He added, “There is a good argument that Revenue Stabilization Reserve Fund provisions should be included in any rate that Davis adopts. Mother Nature doesn’t modulate her drought effects on the basis of what water rate structure a city has put in place. All rate structures are subject to the revenue erosion risks associated with drought. 60-40 isn’t a magic bullet. It too is vulnerable. If having a reserve fund and Stage 3 and Stage 4 surcharge provisions allows Davis to get lower interest rates, then all the ratepayers benefit from the lower borrowing costs. It is really a very simple mathematics problem … one that should be central to Davis’ presentation to bond rating agencies like Standard and Poors.”
He and Donna Lemongello believe they have addressed the rate-stabilization issues. Here is what they presented to the URAC on Friday.
Rate and Fee Increases
The City of Davis is proposing to increase the rates and water service and establish a new rate structure. The new water fees would be imposed on all properties in Davis receiving water service.
The rate structure has two components, 1) revenues from rates and 2) a revenue stabilization reserve fund
Traditional Fixed Volumetric Rate
Revenues from rates are derived from two components: A) a monthly fixed fee and B) a monthly volumetric water use fee.

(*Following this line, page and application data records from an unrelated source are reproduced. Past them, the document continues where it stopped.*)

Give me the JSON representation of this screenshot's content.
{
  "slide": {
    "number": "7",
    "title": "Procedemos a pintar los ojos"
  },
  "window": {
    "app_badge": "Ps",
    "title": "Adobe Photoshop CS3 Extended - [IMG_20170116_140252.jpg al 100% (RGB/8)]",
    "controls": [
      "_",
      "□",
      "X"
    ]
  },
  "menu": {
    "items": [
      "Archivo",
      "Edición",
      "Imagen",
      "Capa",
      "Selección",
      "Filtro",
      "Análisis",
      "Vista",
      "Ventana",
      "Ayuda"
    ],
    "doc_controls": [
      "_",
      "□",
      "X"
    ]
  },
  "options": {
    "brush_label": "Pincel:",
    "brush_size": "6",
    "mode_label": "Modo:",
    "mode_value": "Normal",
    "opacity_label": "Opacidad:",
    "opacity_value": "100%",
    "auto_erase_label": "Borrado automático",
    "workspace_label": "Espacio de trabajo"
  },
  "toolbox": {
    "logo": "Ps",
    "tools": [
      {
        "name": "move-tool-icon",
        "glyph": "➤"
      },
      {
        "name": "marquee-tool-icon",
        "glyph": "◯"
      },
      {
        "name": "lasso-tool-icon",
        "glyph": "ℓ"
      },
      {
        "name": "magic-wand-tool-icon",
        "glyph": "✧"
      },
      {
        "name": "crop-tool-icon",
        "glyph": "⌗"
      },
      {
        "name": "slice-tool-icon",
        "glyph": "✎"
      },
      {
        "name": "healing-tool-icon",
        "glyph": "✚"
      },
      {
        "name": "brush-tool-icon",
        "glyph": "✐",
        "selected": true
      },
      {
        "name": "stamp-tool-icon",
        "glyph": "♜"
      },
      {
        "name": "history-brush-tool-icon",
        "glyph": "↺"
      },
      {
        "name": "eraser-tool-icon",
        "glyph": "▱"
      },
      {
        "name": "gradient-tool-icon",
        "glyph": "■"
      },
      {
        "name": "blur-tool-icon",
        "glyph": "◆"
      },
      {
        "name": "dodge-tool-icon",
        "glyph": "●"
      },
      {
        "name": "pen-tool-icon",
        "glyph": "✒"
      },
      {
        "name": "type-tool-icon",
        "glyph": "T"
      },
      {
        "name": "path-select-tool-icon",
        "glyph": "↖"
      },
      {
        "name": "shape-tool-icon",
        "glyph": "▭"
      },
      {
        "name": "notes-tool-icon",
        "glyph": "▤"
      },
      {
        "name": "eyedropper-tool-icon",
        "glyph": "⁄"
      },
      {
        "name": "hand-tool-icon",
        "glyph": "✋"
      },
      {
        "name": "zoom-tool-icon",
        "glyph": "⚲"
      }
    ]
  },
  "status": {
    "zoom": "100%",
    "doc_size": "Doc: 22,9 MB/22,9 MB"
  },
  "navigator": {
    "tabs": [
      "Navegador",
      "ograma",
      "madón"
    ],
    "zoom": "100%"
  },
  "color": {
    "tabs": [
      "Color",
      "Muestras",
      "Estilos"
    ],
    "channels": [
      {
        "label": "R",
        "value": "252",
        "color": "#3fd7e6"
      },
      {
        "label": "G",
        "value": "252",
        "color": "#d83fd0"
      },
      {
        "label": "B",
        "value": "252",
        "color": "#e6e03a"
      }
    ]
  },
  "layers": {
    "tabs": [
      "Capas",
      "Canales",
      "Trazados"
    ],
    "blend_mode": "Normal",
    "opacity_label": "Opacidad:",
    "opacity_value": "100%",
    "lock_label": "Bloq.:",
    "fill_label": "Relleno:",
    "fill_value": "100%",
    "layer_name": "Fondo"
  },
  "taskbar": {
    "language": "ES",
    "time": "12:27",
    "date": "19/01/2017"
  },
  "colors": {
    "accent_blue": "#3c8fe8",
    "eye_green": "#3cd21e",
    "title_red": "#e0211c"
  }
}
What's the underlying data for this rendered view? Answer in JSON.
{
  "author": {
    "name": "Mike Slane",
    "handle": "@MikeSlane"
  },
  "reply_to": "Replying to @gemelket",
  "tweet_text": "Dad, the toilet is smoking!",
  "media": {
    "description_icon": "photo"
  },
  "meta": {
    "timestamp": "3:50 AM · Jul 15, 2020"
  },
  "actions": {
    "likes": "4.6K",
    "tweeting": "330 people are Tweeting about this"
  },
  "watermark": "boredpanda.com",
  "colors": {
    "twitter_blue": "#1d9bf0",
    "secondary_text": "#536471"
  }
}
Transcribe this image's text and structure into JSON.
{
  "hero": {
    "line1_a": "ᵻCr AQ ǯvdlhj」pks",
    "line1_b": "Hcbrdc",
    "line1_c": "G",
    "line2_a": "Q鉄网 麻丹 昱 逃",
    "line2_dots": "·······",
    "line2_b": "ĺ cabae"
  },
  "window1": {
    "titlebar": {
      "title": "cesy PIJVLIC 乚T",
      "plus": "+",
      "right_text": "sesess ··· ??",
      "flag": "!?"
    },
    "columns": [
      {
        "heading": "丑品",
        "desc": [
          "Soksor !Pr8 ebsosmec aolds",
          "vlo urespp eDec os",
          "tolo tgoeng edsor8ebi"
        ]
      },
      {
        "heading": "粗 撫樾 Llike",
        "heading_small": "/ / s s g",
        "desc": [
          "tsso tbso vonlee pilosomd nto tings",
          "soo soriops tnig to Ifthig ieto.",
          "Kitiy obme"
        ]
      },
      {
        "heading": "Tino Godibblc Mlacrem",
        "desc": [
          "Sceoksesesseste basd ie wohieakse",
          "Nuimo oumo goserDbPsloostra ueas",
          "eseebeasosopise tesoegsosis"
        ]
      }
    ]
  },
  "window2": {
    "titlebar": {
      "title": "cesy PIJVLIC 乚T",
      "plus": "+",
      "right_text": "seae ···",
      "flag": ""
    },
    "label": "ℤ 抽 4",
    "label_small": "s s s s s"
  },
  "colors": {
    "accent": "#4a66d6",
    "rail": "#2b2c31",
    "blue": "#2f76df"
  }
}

Those components are:
- A Fixed Fee, which for a 3/4-inch meter is $8.25 per month, to pay for billing costs, fire fighting infrastructure and readiness to serve infrastructure costs.
- A Volumetric Use Fee that has two tiers, specifically $3.14 per ccf for the first 20 ccf each month and $4.54 per ccf for all water usage above 20 ccf each month. This fee pays for the costs of wells, above ground water storage, the surface water plant, water pumping electricity and water treatment chemicals.
Revenue Stabilization Reserve Fund
Smooth Cash Flows for Debt Coverage
The revenue stabilization reserve fund supports the smoothing of monthly cash flows each fiscal year. During low revenue winter months, the revenue stabilization reserve fund will be used as revenues of the water utility for the calculation of adequate ongoing debt service coverage to comply with bond covenants.
Annual Reserve Fund Balance Target
The June 30th end-of-year target balance for the revenue stabilization reserve fund is 25% of the annual revenue requirements.
Reduced Consumption Revenue Protection
The revenue stabilization reserve fund will also be a core component of the City’s response in times of substantially reduced consumption (whether from cumulative conservation or as a result of drought), which is outlined in the City’s Urban Water management Plan (see http://water.cityofdavis.org/water-conservation/drought).
Reduced Consumption Provisions
Stage 1 and Stage 2
In order to keep the water utility financially stable through the circumstances of reduced consumption, the revenue stabilization reserve fund will be available for use as revenues during Stage 1 and Stage 2 shortages (a 10% reduction and a 20% reduction respectively).
When aggregate system-wide consumption reaches a Stage 3 shortage (a 30% reduction), the cost of the volumetric portion of each customer’s monthly water usage shall have an extra 15% of that cost added to the bill.
When aggregate system-wide consumption reaches a Stage 4 shortage (a 50% reduction), the cost of the volumetric portion of each customer’s monthly water usage shall have an extra 43.75% of that cost added to the bill.
Duration of Temporary Rate Adjustment
A Stage 4 rate adjustment will continue in effect until the reduced consumption stage has been reduced to Stage 3. A temporary Stage 3 rate adjustment will last until the drought stage has either been reduced to Stage 2 or increased to Stage 4. During a Stage 4 shortage the Stage 3 cost provisions do not apply.
Does this do enough to quell the concerns raised by both the council last week and the URAC? Hard to know. But given the distribution of cost per ccf for the conventional rates, I suspect that a rate challenge like Measure P could prove effective if the council cannot find a more equitable means to create the revenue stability needed for the bonding agencies.
—David M. Greenwald reporting